We live in an ever-changing world filled with a lot of uncertainty. Every day we may have to adapt to change
We Live in an ever-changing world filled with a lot of uncertainty. Every day we may have to adapt to changes or challenges thrown at us. These unplanned situations evoke an emotional response. As adults, we have created coping strategies to handle these challenges in socially acceptable ways, or maybe we continue to create new strategies as we leam about the world around us and ourselves. We have found appropriate ways to regulate our emotions during times of change and we may not have even realized it.
For children, regulating their emotions may be more difficult because they are still leaming about themselves, learning about their emotions, and learning how to cope with their emotions. A common instance of this is when a child becomes uncontrollably angry and has a difficult time calming themselves down. It seems whatever we say only makes things worse. Don’t worry, there are some steps you can take to help your child feel more prepared for emotional situations and thus make these situations less intense for everyone involved.
Step 1: Teach your child about emotions.
This means not only knowing the name of each emotion but also having your child understand how their body feels and what it looks like during different emotions. For example, during times of anger, the body may feel tight, our hands form fists, our faces are in a scowl, and we feel like we want to yell at the top of our lungs. Great books for teaching children about emotions include: Ninja Life Hacks: Emotions and Feelings by Mary Nhin and Jelena Stupar; A Little Spot of Emotion by Diane Alber; and The Color Monster by Anna Llenas.
Step 2: Determine what triggers each emotion.
Work with your child and determine what is causing each emotion. What causes them to become angry? Is it when a change in plan occurs? Is it when they have to stop playing with their toys? Does sadness occur when a parent leaves for the day? It may help to work with your child to create a visual aid of these triggers. Create a poster with a column for each emotion and ask your child to draw or add pictures and/or words in each column of things that trigger each corresponding emotion.
Step 3: Create coping strategies.
Coping strategies will help your child appropriately manage whatever emotion they are feeling. A visual aid such as a “zones of regulation” chart or a “feeling thermometer” can assist a child in identifying his or her emotional state. Coping strategies can assist a child in moving from an area of sadness or anger to an area of calm or happiness. Examples of a few coping strategies are: walk away from a situation, listen to music, use a weighted blanket, play with a fidget toy or squeeze toy/stress ball, jump on a trampoline, draw/ color a picture, or employ deep breathing exercises. More ideas can be found at the Link below:

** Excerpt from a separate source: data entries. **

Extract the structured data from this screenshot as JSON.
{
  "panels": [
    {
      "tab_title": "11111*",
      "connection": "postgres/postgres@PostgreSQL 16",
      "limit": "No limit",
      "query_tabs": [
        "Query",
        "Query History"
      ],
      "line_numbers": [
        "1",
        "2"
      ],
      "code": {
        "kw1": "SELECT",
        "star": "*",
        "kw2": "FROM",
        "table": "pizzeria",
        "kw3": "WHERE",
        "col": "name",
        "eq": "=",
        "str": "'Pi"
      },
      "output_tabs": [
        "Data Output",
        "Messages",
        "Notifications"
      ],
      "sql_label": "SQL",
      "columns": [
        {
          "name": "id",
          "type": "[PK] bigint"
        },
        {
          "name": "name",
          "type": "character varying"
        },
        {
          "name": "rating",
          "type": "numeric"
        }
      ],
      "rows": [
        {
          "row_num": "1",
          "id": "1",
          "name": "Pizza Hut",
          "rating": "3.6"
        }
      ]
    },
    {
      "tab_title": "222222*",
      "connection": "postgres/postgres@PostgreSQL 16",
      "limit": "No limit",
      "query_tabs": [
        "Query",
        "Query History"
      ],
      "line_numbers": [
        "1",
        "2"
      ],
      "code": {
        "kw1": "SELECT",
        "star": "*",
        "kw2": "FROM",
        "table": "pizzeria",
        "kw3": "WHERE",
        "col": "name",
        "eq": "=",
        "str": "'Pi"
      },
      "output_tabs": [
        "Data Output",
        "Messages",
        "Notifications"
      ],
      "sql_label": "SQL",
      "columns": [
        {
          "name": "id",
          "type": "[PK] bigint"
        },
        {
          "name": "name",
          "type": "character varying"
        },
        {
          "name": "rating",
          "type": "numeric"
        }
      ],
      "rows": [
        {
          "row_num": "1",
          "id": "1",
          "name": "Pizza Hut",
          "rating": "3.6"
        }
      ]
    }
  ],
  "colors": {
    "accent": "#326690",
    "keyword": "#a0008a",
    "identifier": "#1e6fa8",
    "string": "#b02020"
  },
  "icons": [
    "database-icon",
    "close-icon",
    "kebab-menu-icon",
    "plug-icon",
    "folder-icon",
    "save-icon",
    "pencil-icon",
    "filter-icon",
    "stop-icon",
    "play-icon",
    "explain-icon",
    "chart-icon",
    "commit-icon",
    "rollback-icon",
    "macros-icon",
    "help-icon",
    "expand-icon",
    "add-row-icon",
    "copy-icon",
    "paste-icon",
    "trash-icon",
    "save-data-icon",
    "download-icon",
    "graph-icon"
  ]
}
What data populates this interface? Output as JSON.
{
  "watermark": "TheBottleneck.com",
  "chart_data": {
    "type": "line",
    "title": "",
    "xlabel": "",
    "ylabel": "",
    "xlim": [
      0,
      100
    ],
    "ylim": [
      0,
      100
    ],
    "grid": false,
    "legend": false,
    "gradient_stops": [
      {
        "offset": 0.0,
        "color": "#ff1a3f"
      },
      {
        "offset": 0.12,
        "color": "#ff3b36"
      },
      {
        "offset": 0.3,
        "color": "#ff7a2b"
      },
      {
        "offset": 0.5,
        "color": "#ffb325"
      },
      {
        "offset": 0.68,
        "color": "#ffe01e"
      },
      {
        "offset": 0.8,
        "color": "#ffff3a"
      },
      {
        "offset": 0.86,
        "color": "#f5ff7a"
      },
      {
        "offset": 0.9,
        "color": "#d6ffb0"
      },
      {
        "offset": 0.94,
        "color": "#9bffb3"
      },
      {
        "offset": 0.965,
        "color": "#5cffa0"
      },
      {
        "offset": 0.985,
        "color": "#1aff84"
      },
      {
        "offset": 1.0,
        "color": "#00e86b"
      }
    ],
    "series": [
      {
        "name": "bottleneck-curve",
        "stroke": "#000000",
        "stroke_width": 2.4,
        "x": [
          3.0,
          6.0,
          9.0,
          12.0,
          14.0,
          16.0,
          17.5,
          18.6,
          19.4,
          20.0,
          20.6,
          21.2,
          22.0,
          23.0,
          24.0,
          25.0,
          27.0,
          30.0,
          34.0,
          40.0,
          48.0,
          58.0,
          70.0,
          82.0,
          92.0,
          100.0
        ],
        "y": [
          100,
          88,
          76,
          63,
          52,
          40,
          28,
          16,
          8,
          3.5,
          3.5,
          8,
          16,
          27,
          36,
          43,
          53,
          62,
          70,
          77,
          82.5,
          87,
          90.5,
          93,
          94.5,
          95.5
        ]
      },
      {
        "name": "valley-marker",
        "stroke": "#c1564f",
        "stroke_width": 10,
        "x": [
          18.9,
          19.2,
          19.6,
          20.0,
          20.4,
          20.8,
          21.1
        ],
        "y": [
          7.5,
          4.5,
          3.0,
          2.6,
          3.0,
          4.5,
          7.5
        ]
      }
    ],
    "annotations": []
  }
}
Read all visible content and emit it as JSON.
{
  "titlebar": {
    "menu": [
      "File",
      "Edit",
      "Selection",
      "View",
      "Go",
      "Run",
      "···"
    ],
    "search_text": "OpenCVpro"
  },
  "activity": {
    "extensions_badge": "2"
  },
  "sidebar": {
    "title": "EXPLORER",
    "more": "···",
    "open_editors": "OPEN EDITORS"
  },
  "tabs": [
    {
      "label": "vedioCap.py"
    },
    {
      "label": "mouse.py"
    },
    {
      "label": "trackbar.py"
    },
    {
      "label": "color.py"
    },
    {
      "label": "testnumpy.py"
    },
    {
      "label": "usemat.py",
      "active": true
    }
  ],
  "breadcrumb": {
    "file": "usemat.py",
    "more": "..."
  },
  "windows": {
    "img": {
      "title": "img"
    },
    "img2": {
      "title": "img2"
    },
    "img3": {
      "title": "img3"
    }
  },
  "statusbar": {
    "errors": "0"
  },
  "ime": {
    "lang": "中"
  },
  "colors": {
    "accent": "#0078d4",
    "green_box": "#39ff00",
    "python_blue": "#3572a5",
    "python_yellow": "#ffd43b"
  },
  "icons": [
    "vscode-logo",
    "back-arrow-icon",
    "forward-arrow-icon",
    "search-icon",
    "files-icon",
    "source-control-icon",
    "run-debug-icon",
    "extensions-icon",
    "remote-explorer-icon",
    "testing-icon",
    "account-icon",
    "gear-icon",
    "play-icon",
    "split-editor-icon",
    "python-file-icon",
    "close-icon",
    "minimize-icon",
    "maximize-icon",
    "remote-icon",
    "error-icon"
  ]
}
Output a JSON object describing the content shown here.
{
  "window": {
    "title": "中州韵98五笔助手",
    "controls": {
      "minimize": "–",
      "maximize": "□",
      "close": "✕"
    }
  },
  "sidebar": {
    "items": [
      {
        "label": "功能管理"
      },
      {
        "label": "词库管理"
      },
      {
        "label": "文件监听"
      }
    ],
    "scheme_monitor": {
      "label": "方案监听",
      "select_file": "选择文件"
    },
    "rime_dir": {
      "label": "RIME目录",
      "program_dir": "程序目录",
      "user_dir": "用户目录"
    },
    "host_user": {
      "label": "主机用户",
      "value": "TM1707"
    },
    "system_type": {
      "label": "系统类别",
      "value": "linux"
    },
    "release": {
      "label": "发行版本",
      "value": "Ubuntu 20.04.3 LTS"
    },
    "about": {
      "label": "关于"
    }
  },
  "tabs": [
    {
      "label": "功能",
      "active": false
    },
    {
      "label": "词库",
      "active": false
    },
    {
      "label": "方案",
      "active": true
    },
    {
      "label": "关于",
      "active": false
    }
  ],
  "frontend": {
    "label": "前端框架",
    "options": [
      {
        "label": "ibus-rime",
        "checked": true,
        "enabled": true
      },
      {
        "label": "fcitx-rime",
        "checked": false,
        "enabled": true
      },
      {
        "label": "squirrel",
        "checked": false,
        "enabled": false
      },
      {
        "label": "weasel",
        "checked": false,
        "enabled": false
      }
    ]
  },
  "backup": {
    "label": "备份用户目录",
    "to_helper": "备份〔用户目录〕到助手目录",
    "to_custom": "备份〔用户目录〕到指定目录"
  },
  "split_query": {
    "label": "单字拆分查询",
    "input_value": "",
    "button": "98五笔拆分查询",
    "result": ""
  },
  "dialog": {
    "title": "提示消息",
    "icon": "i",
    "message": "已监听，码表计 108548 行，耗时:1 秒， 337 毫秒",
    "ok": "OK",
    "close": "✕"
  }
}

Things to keep in mind: When a child is in an extreme emotional state, they may not be able to answer you. Placing more verbal demands on them may irritate them or heighten their emotions. Sometimes, some space and access to the items that assist with regulating their emotions can be beneficial.